• **WHAT YOU HAVE TO DO**
Show only those lines of the entries where the string "created" is found.

• **Dataset rows describing interfaces**
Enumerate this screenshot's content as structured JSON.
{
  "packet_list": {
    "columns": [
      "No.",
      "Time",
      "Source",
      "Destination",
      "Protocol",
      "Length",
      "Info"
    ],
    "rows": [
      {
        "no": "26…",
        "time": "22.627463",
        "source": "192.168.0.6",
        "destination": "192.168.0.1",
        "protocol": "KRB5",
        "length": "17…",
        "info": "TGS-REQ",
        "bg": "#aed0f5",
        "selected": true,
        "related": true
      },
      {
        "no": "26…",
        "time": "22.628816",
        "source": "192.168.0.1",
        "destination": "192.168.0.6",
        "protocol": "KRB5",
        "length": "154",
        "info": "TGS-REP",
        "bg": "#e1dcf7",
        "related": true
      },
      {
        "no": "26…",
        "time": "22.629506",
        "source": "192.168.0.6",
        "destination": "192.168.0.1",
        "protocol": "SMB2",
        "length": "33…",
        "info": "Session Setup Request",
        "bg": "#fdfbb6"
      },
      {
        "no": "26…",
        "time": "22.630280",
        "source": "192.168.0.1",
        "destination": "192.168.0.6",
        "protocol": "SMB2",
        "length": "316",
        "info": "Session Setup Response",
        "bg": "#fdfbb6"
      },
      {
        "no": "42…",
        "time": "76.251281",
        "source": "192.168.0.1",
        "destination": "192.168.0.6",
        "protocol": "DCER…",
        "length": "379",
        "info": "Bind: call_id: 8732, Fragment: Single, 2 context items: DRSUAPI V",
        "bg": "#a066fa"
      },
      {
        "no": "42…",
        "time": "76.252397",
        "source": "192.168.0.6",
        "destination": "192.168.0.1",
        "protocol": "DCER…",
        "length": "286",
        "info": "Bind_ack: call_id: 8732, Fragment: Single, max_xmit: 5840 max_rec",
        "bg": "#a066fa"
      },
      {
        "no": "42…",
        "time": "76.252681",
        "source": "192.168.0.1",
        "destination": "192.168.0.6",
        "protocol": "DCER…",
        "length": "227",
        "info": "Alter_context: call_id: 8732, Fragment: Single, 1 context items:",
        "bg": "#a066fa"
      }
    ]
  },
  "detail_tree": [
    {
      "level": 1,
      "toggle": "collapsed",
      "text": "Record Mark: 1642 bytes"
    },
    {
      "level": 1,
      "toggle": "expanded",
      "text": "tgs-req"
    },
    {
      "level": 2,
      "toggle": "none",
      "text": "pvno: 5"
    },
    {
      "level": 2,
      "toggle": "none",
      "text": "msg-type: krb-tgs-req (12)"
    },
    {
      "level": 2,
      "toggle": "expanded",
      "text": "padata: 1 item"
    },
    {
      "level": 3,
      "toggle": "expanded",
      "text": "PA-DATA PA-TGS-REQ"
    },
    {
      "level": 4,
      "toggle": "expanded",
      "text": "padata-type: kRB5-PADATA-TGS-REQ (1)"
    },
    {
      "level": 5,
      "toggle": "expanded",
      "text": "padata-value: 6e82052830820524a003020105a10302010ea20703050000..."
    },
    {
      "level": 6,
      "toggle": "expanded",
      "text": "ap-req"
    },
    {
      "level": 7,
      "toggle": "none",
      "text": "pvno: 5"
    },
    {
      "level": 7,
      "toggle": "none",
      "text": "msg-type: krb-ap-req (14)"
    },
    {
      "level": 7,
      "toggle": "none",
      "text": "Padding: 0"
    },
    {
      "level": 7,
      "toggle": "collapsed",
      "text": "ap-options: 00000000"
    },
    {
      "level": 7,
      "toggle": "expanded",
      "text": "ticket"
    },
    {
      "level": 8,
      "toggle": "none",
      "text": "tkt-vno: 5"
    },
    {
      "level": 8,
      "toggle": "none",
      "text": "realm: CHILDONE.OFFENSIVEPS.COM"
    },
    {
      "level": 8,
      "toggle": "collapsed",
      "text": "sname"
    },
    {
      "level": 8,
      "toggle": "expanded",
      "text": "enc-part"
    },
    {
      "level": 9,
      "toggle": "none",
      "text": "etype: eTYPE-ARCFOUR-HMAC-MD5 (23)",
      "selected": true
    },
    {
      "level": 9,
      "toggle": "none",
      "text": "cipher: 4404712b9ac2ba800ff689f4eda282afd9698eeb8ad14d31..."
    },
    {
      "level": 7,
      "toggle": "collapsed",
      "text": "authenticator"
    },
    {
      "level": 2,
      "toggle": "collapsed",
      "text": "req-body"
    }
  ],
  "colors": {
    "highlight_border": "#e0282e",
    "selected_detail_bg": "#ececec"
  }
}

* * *

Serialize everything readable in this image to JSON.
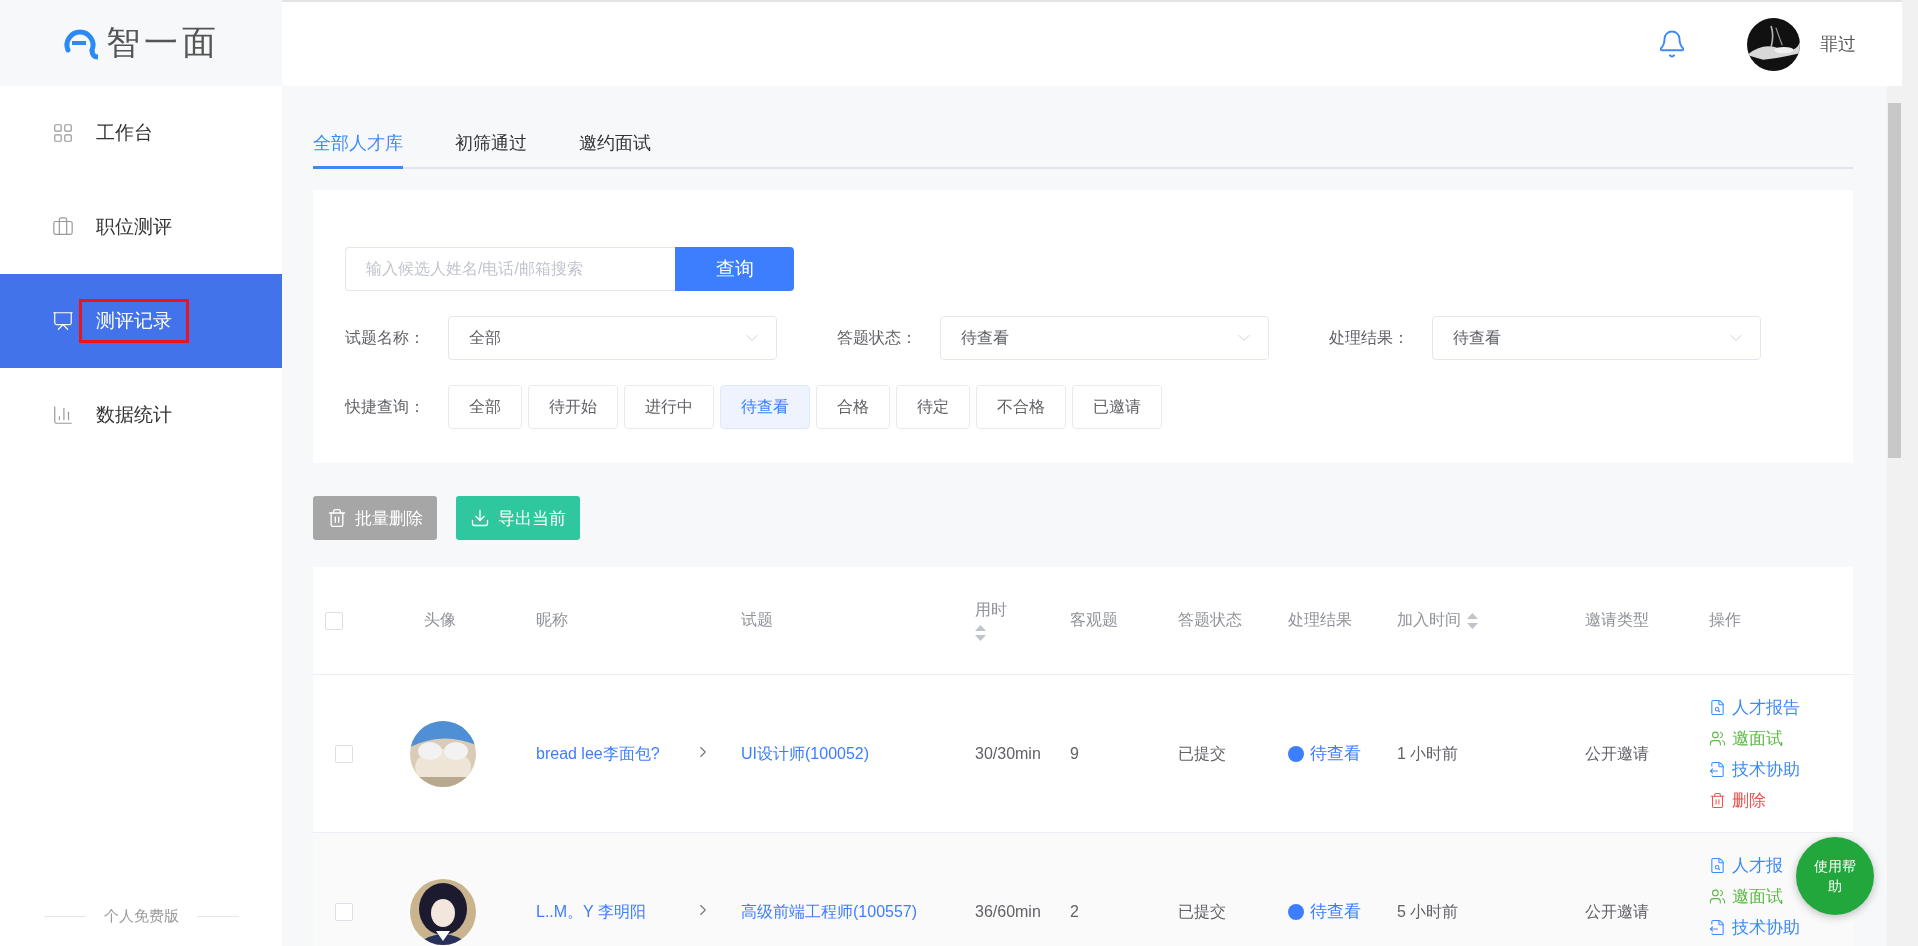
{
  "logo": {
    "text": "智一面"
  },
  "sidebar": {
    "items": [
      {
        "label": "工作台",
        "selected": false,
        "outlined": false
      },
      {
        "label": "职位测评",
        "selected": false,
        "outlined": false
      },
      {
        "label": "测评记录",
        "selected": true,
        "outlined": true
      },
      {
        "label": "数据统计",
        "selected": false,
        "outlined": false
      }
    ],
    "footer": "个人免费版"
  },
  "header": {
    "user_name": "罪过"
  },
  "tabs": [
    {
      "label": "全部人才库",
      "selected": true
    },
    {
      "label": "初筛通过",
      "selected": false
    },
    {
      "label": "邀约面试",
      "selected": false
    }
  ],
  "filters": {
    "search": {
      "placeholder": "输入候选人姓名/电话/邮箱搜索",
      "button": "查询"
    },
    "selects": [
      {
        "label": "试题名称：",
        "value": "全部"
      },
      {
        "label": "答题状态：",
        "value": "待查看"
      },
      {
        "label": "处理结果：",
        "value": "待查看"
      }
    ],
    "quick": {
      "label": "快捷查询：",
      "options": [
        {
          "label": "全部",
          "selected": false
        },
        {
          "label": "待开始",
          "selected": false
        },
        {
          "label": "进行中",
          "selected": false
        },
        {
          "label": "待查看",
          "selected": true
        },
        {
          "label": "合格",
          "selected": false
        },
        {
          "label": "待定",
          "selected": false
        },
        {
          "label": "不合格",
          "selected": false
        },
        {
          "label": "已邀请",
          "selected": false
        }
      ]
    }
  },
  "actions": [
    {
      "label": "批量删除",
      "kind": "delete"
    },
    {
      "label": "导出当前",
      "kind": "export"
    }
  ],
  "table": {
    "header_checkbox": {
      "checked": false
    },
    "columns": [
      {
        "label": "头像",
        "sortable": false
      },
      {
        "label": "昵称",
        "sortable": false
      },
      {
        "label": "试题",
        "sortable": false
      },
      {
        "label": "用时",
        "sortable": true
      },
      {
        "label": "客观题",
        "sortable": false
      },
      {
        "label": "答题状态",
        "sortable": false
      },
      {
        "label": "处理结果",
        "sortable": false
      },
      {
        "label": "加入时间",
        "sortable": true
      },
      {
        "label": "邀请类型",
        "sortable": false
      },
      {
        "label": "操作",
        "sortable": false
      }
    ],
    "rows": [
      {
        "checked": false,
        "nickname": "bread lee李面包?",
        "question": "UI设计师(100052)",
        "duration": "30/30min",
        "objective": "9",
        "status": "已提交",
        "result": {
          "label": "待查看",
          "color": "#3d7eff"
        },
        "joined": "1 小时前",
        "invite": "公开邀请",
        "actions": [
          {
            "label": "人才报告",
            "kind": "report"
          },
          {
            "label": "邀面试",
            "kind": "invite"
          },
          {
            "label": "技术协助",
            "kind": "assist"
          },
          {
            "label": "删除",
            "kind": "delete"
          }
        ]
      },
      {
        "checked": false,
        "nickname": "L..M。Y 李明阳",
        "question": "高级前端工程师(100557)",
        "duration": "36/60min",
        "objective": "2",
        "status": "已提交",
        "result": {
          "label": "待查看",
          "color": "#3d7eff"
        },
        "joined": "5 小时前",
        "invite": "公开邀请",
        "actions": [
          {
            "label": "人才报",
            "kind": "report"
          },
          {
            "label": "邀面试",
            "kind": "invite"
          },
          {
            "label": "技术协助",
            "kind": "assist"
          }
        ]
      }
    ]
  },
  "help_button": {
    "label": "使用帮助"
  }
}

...

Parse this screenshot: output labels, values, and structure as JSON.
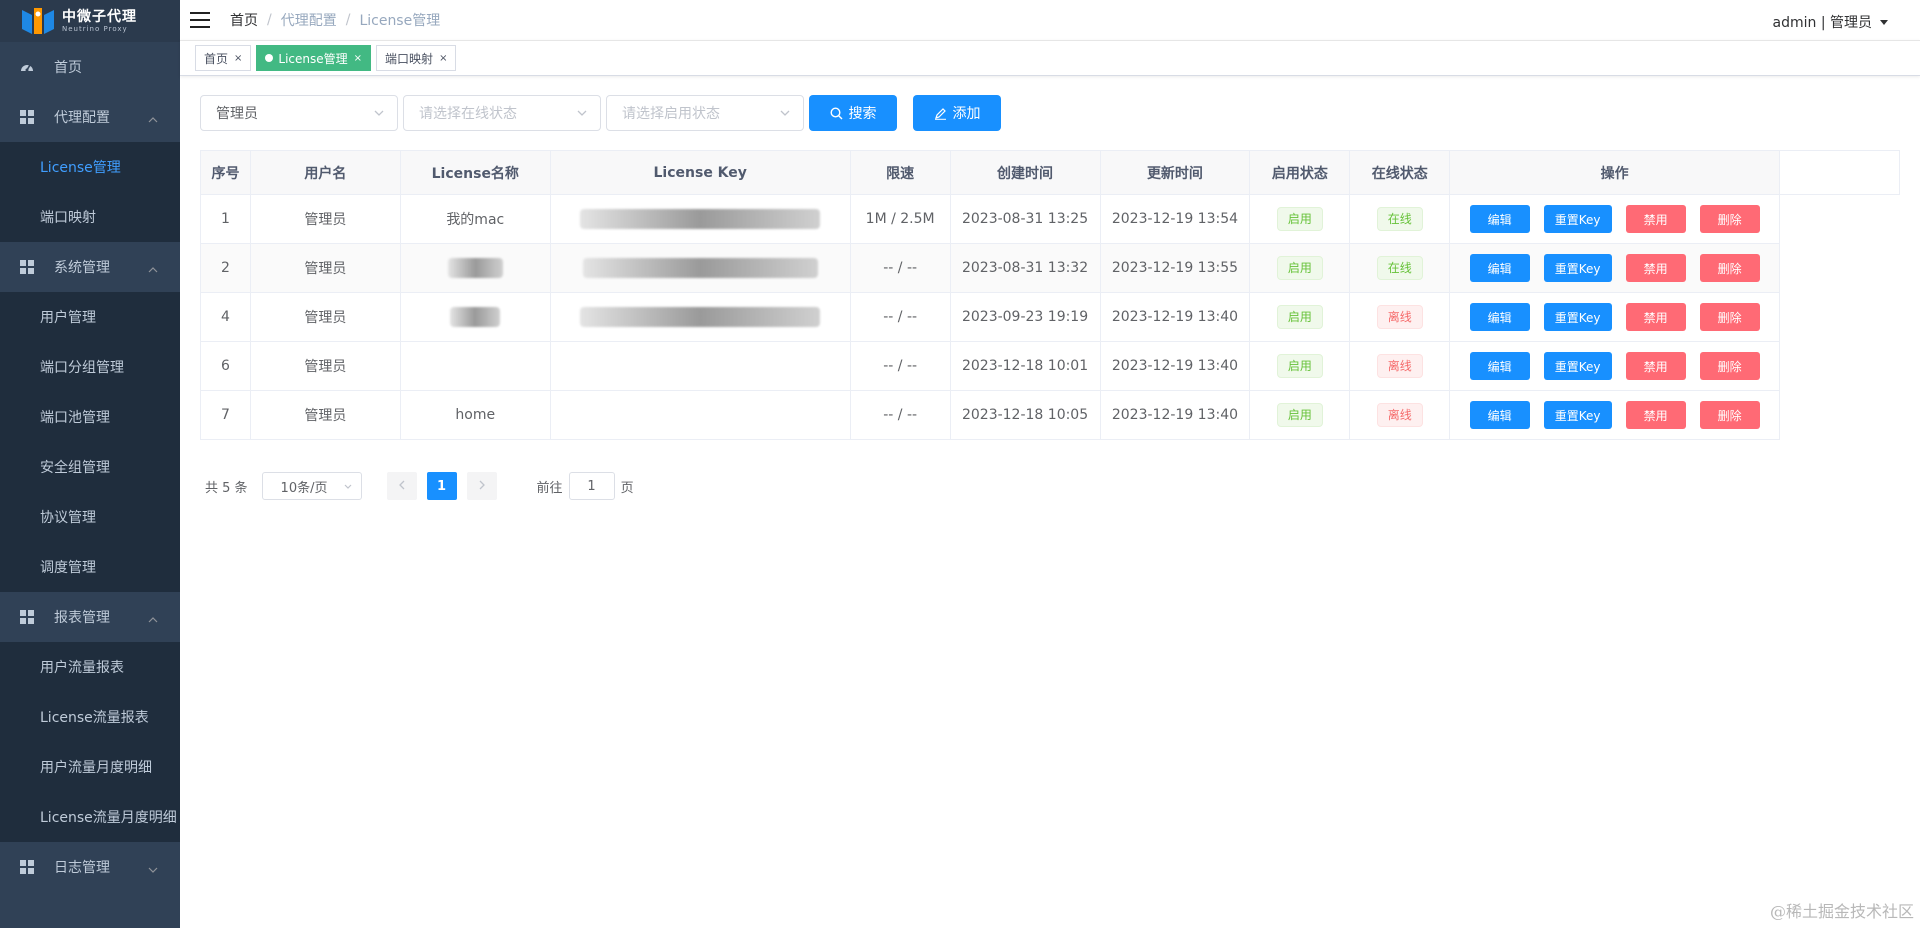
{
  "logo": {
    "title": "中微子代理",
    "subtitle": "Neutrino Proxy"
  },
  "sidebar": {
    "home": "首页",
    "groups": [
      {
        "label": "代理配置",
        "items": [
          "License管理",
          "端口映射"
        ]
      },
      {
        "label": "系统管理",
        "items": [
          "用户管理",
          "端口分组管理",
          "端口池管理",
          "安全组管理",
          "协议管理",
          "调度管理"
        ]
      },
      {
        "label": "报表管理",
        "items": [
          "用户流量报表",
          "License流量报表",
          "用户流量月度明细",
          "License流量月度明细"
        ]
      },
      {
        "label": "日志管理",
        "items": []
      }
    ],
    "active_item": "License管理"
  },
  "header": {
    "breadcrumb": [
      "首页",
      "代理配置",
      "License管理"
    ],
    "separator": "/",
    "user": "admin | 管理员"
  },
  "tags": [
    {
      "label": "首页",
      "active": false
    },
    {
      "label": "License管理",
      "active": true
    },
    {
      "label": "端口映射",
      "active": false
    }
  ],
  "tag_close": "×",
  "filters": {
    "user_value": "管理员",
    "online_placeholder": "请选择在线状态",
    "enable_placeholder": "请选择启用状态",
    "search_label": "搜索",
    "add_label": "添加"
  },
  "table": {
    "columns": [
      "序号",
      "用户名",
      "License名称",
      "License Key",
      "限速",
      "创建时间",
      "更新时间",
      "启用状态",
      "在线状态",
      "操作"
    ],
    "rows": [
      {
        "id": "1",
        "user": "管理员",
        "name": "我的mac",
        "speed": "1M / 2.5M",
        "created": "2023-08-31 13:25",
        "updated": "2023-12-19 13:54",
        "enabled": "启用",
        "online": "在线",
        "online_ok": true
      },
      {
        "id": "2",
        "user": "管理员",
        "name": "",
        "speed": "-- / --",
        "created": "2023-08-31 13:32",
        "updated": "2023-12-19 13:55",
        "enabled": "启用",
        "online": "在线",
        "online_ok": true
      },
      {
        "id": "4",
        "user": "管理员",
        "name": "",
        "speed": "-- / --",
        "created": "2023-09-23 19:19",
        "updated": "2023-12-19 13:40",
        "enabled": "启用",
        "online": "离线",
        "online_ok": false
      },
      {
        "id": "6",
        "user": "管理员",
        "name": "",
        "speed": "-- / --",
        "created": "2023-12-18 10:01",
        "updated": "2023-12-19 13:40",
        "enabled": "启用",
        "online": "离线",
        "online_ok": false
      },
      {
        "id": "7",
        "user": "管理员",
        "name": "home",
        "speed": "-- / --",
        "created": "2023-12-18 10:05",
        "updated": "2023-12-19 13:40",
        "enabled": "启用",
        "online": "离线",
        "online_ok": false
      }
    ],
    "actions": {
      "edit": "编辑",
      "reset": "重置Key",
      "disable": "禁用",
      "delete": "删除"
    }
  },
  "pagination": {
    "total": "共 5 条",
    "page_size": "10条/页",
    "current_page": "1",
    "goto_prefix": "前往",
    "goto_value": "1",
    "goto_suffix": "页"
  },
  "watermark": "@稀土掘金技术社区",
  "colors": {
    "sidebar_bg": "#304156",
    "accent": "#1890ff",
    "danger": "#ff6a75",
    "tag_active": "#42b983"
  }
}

• **COMPLETED EXERCISE**
        "created": "2023-08-31 13:25",
        "created": "2023-08-31 13:32",
        "created": "2023-09-23 19:19",
        "created": "2023-12-18 10:01",
        "created": "2023-12-18 10:05",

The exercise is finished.